### What you will do
Show every line from the data below that includes "Cross".

»»

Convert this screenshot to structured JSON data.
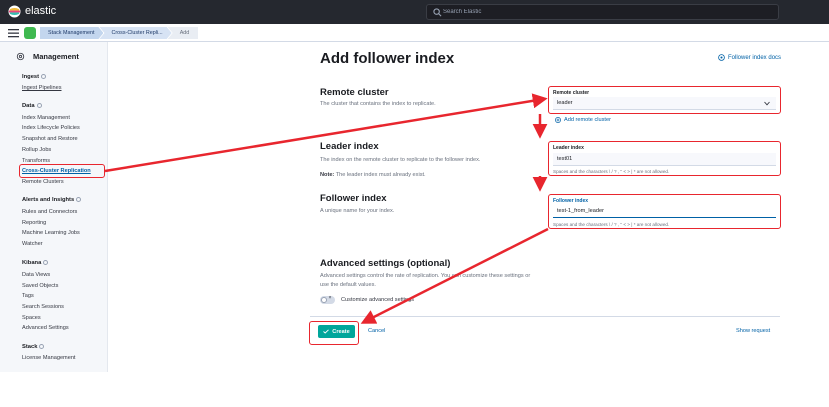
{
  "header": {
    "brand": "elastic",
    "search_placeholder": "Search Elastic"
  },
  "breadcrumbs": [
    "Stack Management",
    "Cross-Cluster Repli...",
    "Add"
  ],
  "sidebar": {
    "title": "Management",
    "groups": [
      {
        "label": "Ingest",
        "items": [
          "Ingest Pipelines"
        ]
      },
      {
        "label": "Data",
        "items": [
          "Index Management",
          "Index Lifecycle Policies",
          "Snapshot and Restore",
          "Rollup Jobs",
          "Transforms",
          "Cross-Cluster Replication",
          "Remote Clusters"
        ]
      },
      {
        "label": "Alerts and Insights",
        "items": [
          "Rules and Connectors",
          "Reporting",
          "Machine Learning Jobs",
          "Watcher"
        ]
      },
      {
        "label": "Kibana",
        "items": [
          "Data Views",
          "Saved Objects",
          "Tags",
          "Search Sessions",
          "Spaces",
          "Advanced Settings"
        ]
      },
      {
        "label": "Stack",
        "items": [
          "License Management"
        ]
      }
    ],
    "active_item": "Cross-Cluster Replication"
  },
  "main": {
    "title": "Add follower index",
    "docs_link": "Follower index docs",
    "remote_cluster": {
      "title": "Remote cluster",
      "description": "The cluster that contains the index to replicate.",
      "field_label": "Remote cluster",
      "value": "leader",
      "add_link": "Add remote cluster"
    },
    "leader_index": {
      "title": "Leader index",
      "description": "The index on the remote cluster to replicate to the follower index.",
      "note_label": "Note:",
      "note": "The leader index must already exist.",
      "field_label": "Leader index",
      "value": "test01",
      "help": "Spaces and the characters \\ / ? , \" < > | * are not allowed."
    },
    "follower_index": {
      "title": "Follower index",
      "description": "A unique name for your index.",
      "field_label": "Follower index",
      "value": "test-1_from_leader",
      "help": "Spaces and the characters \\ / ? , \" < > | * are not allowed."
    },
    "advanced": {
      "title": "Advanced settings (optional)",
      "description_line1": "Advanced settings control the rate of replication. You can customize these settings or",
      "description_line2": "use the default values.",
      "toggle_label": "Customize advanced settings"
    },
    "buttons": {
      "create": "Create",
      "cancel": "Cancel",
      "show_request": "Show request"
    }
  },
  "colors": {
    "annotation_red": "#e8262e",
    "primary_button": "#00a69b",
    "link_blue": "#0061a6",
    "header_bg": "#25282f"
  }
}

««
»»

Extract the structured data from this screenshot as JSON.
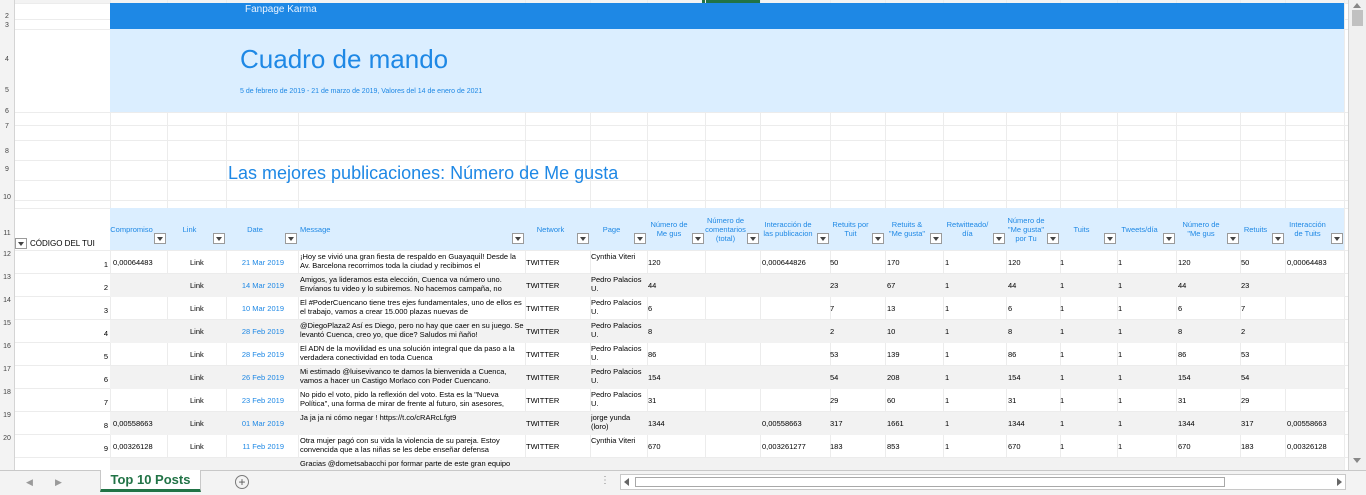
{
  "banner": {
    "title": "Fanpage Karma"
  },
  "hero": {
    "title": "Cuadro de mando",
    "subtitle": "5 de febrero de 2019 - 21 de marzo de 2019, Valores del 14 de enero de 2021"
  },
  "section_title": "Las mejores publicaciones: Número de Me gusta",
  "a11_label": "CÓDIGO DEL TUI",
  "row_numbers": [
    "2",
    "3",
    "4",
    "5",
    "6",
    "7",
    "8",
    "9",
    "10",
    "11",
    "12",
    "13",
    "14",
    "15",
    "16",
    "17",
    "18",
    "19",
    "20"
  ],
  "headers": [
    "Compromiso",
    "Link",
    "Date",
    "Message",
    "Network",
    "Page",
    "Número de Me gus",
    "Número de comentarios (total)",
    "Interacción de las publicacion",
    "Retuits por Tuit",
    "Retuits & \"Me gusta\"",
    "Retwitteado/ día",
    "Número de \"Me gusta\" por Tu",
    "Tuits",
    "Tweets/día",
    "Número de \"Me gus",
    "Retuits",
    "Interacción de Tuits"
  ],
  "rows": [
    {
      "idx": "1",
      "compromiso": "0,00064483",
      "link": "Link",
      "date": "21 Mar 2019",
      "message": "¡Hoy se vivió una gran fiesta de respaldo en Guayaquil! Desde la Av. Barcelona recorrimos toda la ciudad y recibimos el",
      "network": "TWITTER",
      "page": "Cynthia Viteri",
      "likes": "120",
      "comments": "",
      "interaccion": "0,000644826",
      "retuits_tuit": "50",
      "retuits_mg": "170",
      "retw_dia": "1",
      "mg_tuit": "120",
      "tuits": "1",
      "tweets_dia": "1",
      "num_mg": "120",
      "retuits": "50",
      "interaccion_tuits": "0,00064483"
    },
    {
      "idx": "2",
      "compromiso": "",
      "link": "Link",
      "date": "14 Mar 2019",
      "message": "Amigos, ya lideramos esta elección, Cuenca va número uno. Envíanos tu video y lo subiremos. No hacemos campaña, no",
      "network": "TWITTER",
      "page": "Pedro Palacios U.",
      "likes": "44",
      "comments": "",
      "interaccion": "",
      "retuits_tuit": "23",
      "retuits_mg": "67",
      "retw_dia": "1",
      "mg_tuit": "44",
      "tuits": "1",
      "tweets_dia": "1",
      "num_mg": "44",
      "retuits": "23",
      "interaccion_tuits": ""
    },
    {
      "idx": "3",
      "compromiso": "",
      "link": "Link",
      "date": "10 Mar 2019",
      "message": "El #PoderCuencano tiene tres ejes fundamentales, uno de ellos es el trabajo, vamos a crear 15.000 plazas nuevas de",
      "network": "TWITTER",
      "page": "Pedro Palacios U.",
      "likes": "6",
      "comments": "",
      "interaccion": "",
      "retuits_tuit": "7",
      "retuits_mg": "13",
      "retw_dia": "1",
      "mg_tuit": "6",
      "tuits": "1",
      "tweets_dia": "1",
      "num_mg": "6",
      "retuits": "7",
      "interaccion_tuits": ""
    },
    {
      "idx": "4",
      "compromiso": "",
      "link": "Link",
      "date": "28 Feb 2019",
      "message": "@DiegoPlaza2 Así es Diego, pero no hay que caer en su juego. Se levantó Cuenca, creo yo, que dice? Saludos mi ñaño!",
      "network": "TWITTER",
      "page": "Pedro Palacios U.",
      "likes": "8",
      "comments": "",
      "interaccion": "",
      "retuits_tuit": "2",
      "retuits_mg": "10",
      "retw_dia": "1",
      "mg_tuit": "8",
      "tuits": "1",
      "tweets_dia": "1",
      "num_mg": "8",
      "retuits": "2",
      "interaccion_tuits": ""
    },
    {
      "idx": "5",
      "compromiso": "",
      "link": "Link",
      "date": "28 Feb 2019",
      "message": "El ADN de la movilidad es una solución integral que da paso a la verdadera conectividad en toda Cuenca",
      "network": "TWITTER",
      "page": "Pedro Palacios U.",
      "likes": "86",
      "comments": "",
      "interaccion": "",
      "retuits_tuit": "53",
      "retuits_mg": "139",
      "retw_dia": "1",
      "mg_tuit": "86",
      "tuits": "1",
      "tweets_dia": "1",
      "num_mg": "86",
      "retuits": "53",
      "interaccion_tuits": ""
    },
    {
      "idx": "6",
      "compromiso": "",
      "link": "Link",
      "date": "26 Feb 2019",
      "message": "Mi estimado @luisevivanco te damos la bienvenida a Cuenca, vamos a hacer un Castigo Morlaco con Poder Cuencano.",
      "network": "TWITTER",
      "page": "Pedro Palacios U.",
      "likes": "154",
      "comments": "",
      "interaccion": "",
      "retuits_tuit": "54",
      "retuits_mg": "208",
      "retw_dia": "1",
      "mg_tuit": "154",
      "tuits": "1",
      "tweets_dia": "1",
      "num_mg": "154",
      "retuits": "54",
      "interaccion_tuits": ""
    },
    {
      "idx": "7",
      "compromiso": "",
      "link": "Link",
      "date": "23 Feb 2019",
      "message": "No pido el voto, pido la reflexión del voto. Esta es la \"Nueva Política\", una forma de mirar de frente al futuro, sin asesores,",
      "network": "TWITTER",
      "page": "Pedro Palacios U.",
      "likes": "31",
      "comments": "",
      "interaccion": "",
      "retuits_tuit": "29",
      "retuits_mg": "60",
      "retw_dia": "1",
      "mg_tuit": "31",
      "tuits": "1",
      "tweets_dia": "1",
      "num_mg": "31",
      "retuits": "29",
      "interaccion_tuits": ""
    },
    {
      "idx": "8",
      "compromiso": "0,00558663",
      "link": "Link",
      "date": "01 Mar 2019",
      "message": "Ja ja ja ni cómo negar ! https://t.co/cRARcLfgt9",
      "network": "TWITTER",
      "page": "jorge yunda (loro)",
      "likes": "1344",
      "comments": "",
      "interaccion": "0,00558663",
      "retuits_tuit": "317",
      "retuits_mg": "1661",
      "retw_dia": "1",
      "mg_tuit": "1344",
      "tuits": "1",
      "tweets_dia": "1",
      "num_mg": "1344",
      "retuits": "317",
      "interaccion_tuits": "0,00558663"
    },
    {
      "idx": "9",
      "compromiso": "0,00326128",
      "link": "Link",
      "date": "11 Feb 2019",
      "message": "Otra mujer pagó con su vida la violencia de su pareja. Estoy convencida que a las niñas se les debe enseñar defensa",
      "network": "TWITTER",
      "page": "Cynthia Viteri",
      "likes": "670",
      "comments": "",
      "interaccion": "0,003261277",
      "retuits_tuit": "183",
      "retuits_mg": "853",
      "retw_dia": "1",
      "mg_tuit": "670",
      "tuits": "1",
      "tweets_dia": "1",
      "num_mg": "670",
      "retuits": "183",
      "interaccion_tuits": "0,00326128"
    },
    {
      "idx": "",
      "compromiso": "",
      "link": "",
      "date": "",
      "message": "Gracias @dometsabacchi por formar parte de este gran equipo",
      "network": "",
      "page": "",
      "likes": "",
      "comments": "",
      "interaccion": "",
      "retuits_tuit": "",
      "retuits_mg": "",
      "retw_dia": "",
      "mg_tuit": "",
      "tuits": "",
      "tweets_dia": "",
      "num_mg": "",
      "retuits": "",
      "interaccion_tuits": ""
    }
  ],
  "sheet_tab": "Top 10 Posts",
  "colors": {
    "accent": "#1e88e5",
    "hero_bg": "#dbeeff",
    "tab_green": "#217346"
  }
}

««

### Response to the exercise
    "Cross-Cluster Repli...",
          "Cross-Cluster Replication",
    "active_item": "Cross-Cluster Replication"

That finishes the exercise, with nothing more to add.